Theranostics is an approach that integrates nuclear medicine techniques for diagnosis and imaging with those for treatment. By combining molecular targeting vectors, such as peptides, with radionuclides, it can direct the radioactive substance to the target area to diagnose and deliver treatment at the same time.

A person who is going for diagnosis or treatment with nuclear medicine should be sure to inform the health professional if they are pregnant or breastfeeding, or if they may be pregnant.

Nuclear imaging

The patient may have to wear a gown, or they may be able to wear their own clothes, but they will have to remove jewelry and other metal-base accessories.


Share on PinterestAfter having radioactive treatment, a person should avoid physical contact with other people as much as possible for 2-5 days, which may involve taking time off work.

When a patient has treatment for the thyroid with I-131, no special equipment is used.

A single, prepared dose will be taken by mouth.
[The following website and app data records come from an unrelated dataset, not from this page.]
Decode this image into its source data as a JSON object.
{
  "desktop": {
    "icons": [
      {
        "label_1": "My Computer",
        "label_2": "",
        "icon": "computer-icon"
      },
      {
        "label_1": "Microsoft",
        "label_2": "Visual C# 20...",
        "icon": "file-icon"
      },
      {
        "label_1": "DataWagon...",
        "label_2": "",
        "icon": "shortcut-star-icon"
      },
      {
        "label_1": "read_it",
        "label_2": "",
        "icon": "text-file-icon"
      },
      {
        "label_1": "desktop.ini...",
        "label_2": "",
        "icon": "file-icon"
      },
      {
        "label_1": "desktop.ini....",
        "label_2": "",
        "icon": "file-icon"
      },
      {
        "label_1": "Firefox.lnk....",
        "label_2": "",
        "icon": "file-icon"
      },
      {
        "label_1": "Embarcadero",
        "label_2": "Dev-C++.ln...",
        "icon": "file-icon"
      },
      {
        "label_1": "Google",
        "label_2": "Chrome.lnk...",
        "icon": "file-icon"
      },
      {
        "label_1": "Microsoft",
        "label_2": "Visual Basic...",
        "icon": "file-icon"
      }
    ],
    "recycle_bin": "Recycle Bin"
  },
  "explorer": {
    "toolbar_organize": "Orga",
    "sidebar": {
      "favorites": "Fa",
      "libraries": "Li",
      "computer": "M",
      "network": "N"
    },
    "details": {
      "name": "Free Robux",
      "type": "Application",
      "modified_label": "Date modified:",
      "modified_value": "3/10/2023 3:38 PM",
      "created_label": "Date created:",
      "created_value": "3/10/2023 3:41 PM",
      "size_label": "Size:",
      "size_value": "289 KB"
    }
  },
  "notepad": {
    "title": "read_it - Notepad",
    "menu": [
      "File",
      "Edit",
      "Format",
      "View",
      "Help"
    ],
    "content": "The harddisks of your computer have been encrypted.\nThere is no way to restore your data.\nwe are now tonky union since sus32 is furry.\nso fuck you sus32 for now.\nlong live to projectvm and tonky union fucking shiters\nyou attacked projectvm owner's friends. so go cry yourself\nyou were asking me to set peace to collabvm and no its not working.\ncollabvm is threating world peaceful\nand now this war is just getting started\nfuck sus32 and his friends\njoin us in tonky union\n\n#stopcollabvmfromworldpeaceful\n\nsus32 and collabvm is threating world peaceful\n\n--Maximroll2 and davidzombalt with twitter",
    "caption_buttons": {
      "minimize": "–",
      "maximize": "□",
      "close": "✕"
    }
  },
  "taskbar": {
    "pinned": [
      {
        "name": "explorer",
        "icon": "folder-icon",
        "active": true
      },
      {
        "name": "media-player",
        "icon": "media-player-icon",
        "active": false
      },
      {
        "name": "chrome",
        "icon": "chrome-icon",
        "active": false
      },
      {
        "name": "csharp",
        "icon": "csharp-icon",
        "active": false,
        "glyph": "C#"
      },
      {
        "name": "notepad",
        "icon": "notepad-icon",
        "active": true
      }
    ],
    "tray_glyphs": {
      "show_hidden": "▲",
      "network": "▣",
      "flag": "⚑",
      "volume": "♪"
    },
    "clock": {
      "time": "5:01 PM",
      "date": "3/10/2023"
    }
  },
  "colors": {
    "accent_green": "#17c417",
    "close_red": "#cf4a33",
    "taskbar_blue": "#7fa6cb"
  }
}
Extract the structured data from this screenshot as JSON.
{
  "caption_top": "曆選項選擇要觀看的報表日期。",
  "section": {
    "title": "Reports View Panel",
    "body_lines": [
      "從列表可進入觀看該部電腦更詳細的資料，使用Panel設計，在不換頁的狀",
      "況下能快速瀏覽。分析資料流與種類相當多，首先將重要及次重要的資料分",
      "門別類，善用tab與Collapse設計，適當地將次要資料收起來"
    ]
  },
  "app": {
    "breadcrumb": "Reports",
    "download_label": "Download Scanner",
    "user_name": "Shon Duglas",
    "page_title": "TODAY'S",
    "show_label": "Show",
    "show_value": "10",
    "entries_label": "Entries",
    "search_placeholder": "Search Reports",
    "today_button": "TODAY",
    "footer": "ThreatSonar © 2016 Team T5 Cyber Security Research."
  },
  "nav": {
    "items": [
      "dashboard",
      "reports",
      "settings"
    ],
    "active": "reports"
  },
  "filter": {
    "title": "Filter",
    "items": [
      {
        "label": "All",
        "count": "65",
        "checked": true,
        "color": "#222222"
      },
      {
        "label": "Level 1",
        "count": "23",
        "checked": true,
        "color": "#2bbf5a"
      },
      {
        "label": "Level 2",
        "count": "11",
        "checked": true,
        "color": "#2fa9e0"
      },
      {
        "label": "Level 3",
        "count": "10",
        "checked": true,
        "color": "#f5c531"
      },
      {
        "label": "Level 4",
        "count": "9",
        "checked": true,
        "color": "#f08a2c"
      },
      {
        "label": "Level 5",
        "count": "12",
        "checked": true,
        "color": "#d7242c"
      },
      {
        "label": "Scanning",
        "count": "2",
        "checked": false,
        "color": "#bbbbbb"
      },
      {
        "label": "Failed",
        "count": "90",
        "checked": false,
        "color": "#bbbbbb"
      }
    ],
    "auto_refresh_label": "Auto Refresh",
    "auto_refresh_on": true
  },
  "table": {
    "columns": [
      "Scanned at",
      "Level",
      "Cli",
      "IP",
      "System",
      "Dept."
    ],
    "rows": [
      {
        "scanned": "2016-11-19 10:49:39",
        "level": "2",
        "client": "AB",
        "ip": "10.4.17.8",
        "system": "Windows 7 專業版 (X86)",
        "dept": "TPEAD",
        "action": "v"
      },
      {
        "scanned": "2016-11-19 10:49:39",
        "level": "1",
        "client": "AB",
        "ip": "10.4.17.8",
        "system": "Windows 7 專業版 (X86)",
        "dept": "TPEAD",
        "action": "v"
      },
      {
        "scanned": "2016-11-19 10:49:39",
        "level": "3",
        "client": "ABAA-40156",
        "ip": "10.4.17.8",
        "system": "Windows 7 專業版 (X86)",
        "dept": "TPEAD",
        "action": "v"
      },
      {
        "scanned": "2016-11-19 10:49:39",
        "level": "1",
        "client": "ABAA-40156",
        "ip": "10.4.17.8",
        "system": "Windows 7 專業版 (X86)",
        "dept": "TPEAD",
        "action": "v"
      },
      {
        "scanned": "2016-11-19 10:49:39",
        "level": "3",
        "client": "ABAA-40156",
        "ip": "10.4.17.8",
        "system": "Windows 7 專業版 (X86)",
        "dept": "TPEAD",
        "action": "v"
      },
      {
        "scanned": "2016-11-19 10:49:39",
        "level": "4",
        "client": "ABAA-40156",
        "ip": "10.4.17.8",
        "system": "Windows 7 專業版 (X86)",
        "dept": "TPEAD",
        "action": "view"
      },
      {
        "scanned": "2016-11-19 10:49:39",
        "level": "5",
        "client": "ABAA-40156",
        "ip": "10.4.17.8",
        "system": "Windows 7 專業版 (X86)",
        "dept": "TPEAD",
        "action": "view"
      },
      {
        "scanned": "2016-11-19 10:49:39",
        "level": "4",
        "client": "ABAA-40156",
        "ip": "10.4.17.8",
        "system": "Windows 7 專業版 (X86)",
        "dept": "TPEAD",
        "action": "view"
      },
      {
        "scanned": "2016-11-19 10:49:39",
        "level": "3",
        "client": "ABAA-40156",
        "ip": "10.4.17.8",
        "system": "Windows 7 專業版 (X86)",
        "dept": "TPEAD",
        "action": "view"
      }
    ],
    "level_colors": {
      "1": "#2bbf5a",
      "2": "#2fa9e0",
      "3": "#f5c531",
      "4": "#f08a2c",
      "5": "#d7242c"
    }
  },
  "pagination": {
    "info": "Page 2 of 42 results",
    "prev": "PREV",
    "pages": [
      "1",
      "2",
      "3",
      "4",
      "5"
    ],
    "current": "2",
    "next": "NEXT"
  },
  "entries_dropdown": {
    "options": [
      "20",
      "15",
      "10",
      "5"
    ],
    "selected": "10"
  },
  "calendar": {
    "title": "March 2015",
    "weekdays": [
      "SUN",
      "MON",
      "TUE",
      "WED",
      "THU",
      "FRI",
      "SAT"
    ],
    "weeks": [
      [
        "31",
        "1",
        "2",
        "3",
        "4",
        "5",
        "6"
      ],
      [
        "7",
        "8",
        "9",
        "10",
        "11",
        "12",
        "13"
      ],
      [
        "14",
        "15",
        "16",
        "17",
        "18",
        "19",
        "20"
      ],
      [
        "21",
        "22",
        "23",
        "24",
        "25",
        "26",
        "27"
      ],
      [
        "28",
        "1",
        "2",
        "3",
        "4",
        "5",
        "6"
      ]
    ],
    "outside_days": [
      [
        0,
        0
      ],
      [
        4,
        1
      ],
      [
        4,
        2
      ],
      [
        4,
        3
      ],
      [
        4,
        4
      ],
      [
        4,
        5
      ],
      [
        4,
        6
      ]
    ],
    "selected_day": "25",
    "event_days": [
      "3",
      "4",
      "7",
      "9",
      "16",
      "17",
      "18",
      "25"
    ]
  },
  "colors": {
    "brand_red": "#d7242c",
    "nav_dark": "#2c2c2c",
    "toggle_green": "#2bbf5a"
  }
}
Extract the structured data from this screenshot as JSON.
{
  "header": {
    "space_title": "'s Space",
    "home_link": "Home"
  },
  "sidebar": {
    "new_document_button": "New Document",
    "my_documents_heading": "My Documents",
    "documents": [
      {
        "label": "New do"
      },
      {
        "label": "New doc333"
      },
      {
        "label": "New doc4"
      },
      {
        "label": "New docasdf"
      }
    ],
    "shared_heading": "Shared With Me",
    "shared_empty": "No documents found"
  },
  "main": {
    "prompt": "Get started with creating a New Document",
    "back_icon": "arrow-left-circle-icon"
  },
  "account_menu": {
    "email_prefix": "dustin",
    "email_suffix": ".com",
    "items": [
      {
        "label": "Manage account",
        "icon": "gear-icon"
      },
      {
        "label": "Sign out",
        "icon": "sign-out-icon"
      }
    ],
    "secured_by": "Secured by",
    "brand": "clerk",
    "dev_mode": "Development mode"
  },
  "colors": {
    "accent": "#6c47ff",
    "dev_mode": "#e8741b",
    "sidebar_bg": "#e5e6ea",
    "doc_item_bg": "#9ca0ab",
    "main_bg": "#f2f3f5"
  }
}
This is a one-time treatment.

The patient should not eat or drink after midnight on the day of the treatment. If the treatment is for a thyroid problem, the doctor will normally advise them to stop taking their regular thyroid medication between 3 and 7 days before the treatment.

The patient may be able to return home after the dose, or they may have to stay overnight in the hospital.

However, because the body will not absorb all the radioactive iodine, it will continue to leave the body over the next 2 to 5 days.

The individual should avoid contact with other people as far as possible, and especially with infants and pregnant women.

This may mean taking time off work. They should also prepare their own food, avoid sleeping with another person, flush the lavatory twice after use, and wash their clothes and laundry separately.

Most of the iodine will leave the body through the urine, but it is also excreted through tears, sweat, saliva, vaginal discharge, and feces.

Women are advised to avoid becoming pregnant for 6 to 12 months following treatment.

Anyone who plans to travel immediately after treatment should get a letter from the doctor, as radioactivity may show up on scanning machines at airports.

Too much radiation can potentially damage organs or tissues or increase the risk of cancer.

However, when used for diagnosis, the level of radiation exposure is around the same as a person receives during a routine chest x-ray or a CT scan. As a result, nuclear medicine and imaging procedures are considered non-invasive and relatively safe. Their effectiveness in diagnosing disease means that the benefits normally outweigh the risks.

Treatment with nuclear medicine involves larger doses of radioactive material.

For example, a nuclear medicine lung scan would expose a person to 2 millisieverts (mSv) of radioactivity, while cancer treatment would expose a tumor to 50,000 mSv.

This additional dose may affect the patient, and side effects are possible.

However, since the treatment often targets potentially fatal diseases, the benefits tend to outweigh the risks.

As technology advances, scientists hope that treatments will be more directed toward the tumor or disease, and less ly to affect the person as a whole.

The Nuclear Regulatory Commission (NRC) and the U.S. Food and Drug Administration (FDA) closely regulate the use of radioactive materials for nuclear medicine to ensure the safety of patients.